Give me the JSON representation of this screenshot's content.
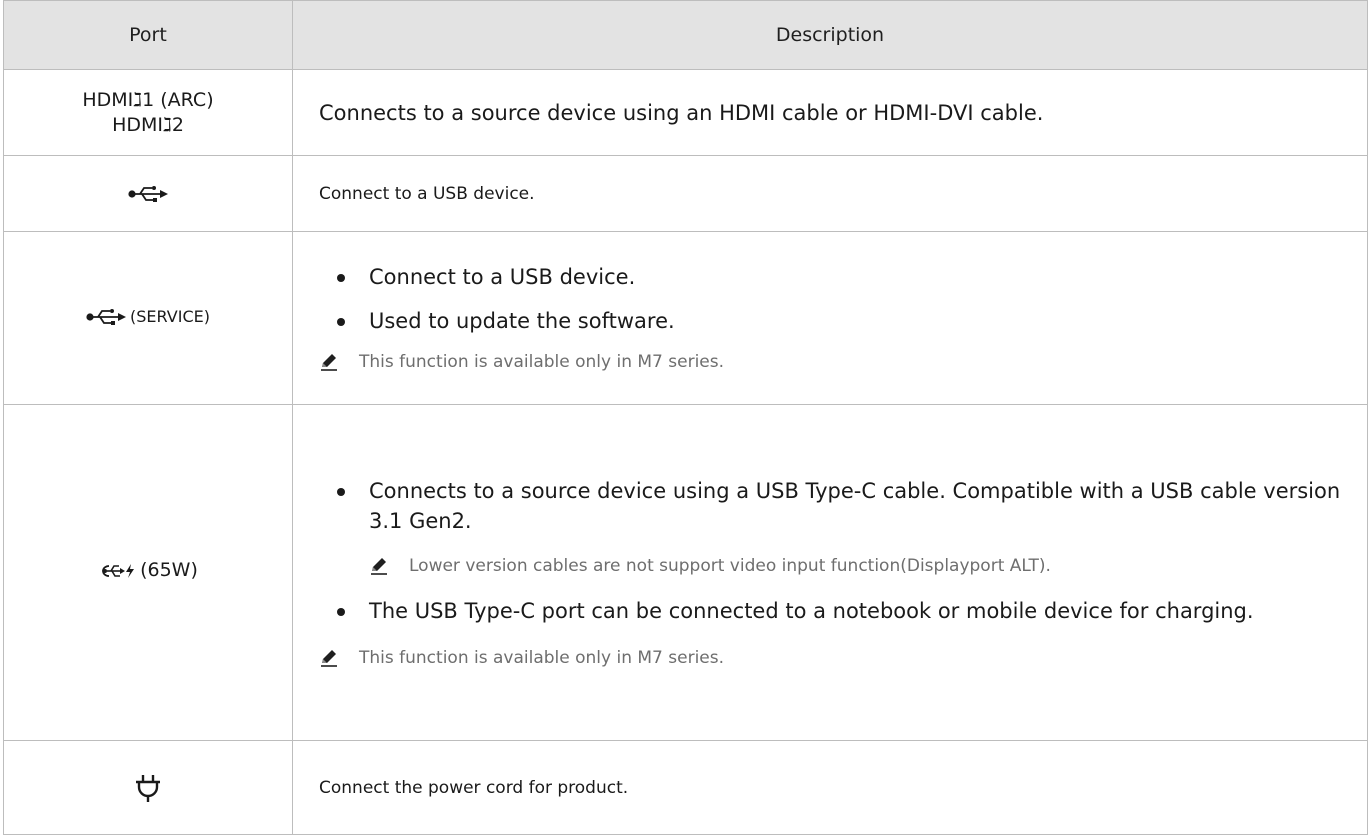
{
  "header": {
    "port": "Port",
    "description": "Description"
  },
  "rows": [
    {
      "port_line1": "HDMIℷ1 (ARC)",
      "port_line2": "HDMIℷ2",
      "text": "Connects to a source device using an HDMI cable or HDMI-DVI cable."
    },
    {
      "port_icon": "usb-icon",
      "text": "Connect to a USB device."
    },
    {
      "port_icon": "usb-icon",
      "port_suffix": "(SERVICE)",
      "bullets": [
        "Connect to a USB device.",
        "Used to update the software."
      ],
      "note_icon": "pencil-note-icon",
      "note": "This function is available only in M7 series."
    },
    {
      "port_icon": "usb-c-charge-icon",
      "port_suffix": "(65W)",
      "bullet1": "Connects to a source device using a USB Type-C cable. Compatible with a USB cable version 3.1 Gen2.",
      "sub_note": "Lower version cables are not support video input function(Displayport ALT).",
      "bullet2": "The USB Type-C port can be connected to a notebook or mobile device for charging.",
      "note": "This function is available only in M7 series."
    },
    {
      "port_icon": "power-plug-icon",
      "text": "Connect the power cord for product."
    }
  ]
}
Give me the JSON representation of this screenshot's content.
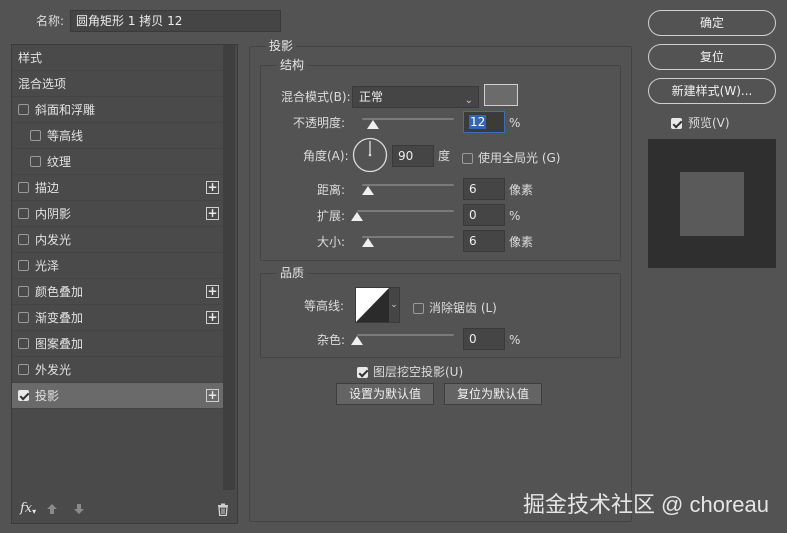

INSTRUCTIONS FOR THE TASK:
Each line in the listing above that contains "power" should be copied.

WRITTEN ANSWER:
      "port_icon": "power-plug-icon",
      "text": "Connect the power cord for product."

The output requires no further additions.